OK, I have planned and executed my outfit for today, I have strategically planned my day from alarm setting, to tube timings, I have left and locked up my house and picked up my post on the way out. Oh hello blue NHS envelope, welcome back to the life and times of Sophie A Beresiner. You have the potential to obliterate my entire month so now, on the 141 to London Bridge, do I open and read your contents, or do I attempt to enjoy the rest of my day with the looming dread of its contents hanging over me?

This isn't really a quandary, since I don't have the mindset of someone who can hang onto a sealed envelope and not obsess about its contents. Thus far I've received a heady mix of CC's from various oncologists and radiotherapists telling each other about the medical intricacies of my cancer. Even though I ticked the box that said DO NOT send me these letters, since I (quite correctly and astutely) worried how my overactive imagination would deal with them. I'm not sure why I'm getting them, but now I'm too chicken to put a stop to them. What if I miss out on some vital life-saving information?

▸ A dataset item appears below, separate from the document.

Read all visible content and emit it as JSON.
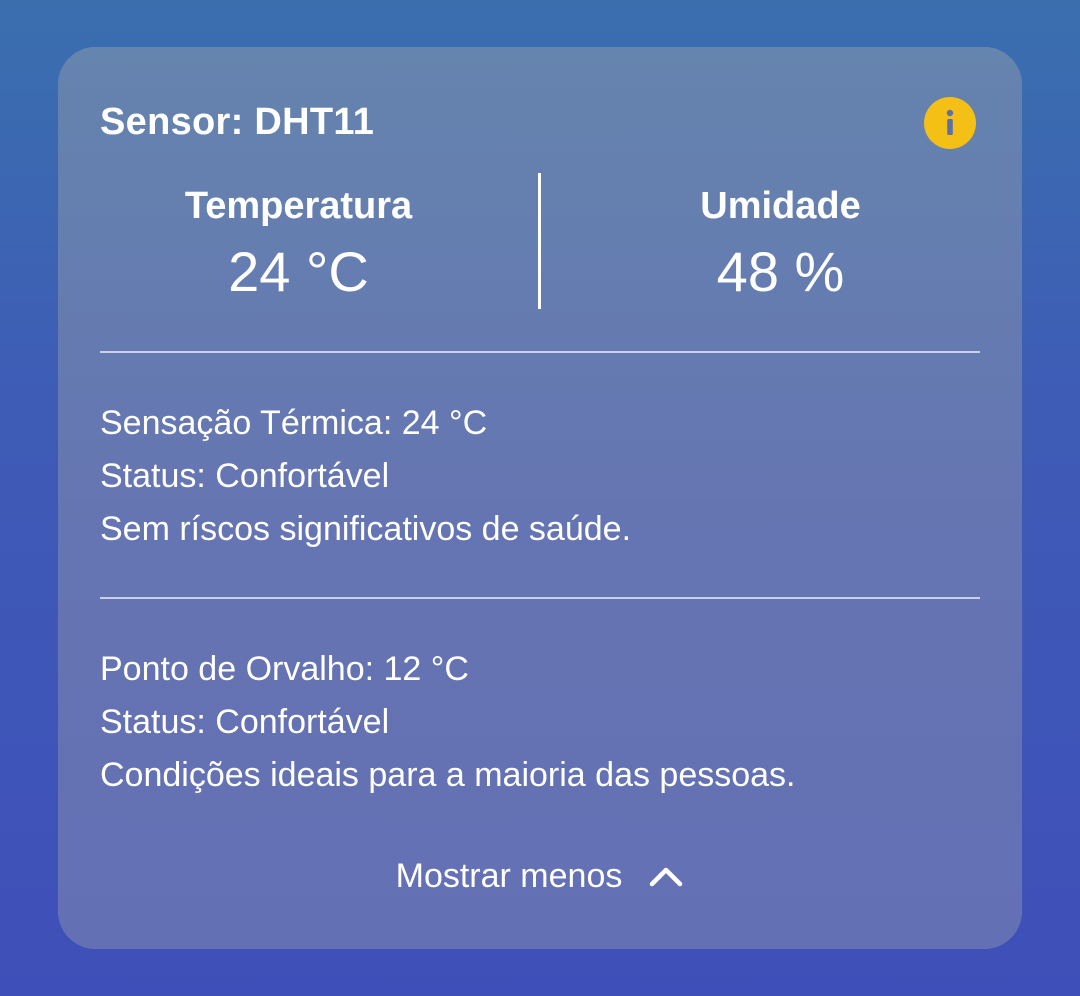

Oh how I miss the days of over-inflated credit card bills and Graham & Green catalogues. I know there's something I can do about this, there must be. Short of going nuts in the Gold Label section of Tk Maxx, I'm not entirely sure what the answer is to redress the balance, but I would so like to fluff out my letterbox with normal financial worries say, and have the medical profession leave my body and mind alone, just for a few weeks at least.

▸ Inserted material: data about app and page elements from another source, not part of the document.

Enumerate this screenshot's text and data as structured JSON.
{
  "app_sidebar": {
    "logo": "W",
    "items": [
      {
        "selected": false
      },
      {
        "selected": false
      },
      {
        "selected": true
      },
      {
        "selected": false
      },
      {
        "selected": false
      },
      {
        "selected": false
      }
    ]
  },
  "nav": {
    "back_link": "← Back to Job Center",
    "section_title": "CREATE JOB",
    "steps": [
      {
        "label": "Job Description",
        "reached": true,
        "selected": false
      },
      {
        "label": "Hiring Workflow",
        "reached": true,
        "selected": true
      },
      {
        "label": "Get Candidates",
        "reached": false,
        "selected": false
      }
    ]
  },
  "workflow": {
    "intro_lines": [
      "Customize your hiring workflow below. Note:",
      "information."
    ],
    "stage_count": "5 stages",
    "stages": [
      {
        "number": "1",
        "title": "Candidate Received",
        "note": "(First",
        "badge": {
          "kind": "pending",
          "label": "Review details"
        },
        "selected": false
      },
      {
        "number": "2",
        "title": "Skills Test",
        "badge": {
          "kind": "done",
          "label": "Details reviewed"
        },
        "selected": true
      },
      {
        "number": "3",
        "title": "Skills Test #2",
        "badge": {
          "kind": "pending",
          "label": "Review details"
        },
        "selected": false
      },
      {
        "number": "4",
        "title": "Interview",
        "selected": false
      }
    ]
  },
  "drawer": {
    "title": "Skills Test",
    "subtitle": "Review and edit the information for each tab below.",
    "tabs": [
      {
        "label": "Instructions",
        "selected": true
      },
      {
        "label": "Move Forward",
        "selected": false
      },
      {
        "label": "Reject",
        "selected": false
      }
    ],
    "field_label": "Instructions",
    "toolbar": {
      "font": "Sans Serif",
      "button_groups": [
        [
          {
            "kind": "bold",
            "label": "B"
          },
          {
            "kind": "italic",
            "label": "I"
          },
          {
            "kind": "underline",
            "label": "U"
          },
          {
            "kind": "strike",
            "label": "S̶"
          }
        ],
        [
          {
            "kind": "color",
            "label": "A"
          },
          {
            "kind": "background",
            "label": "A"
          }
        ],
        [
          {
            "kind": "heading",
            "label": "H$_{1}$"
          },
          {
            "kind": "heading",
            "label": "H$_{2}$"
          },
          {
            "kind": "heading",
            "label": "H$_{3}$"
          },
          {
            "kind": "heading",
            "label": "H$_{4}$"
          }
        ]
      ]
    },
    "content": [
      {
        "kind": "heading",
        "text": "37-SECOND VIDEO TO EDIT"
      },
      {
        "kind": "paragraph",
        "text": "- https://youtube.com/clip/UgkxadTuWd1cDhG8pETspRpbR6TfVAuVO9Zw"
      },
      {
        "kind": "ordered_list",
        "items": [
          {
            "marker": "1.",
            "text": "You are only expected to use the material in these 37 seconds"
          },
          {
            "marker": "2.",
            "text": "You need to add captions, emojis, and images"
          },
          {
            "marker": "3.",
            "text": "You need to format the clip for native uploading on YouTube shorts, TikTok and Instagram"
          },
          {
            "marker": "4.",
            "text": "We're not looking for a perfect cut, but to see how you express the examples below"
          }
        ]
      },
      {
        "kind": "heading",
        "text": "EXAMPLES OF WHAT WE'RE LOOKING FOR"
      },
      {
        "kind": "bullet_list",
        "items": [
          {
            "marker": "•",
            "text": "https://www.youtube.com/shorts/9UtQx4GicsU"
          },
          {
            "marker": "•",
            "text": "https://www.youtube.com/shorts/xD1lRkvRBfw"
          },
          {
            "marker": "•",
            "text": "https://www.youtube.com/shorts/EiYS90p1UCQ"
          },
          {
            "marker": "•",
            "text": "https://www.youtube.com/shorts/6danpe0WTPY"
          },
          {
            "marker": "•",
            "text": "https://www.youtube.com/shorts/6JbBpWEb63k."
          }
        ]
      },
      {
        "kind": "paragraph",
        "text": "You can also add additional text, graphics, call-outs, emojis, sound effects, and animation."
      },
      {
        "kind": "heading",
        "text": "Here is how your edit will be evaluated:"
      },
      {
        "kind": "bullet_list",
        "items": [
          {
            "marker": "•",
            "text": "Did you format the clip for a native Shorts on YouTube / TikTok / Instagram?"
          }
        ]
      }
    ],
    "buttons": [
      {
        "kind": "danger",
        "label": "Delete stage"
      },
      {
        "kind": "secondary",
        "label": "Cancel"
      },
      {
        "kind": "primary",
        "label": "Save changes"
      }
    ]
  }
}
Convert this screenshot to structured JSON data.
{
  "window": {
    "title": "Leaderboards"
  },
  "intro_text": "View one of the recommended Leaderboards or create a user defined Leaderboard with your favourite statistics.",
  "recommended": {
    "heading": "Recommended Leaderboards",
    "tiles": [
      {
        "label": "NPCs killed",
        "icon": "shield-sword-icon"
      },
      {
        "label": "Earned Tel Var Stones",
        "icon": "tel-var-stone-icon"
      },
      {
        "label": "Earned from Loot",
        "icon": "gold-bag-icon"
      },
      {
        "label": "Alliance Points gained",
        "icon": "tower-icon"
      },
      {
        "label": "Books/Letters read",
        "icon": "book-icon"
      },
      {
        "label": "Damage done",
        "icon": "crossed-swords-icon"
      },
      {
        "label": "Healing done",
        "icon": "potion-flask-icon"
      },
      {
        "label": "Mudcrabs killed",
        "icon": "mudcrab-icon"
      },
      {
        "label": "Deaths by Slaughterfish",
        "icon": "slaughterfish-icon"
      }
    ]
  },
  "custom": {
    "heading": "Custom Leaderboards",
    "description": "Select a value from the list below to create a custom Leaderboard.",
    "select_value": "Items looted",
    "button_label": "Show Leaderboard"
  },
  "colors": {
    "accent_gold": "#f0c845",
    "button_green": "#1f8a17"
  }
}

Its got to a point where Dadjokes fields my mail and breaks things to me gently. He goes through some deep breathing exercises of his own, but I'm not sure if they're of the same mental space as mine, or more the 'oh lord, how am I going to sugar coat another one of these to my newly neurotic fiancé?'

It is true, we are a killer combination of Anxious and Anxious-er. Although a perfect match in many ways - hence the impending nuptials - the one place we're a bit too similar is the place not conducive to a calm after-care experience. Thus far Dadjokes' tactic is this; feign calmness, but don't succeed in fooling said neurotic fiancé, ('smeyesing' is only convincing when Tyra Banks does it), hold breath till professional/medical confirmation that initial calm stance was appropriate, break down in relieved hysteria. If this were BBC1, our dynamic would draw good viewing figures. But when its an audience of 2 cats and a sofa, drama isn't welcome on the programming schedule.

The key is of course, moi. My anxiety is a self fulfilling prophecy. So, I have a mantra, I'm trying it out for size; Don't Worry, Be Happy! (exclamation mark imperative). The thing with Mantras is they need some kind of belief system right? Or does simply repeating a phrase so many times make it true? So far, semi good. My strenuous efforts to replace 'worry' with 'happy' has seen me take up a whole load of new (and expensive) hobbies, such as excessive theatre-going and any excuse for an evening out. These things take care of the waking hours, its the nights I'm still working on. Suggestions glady received. Not drug-related though thanks. I have too many social occasions I need to be alert for...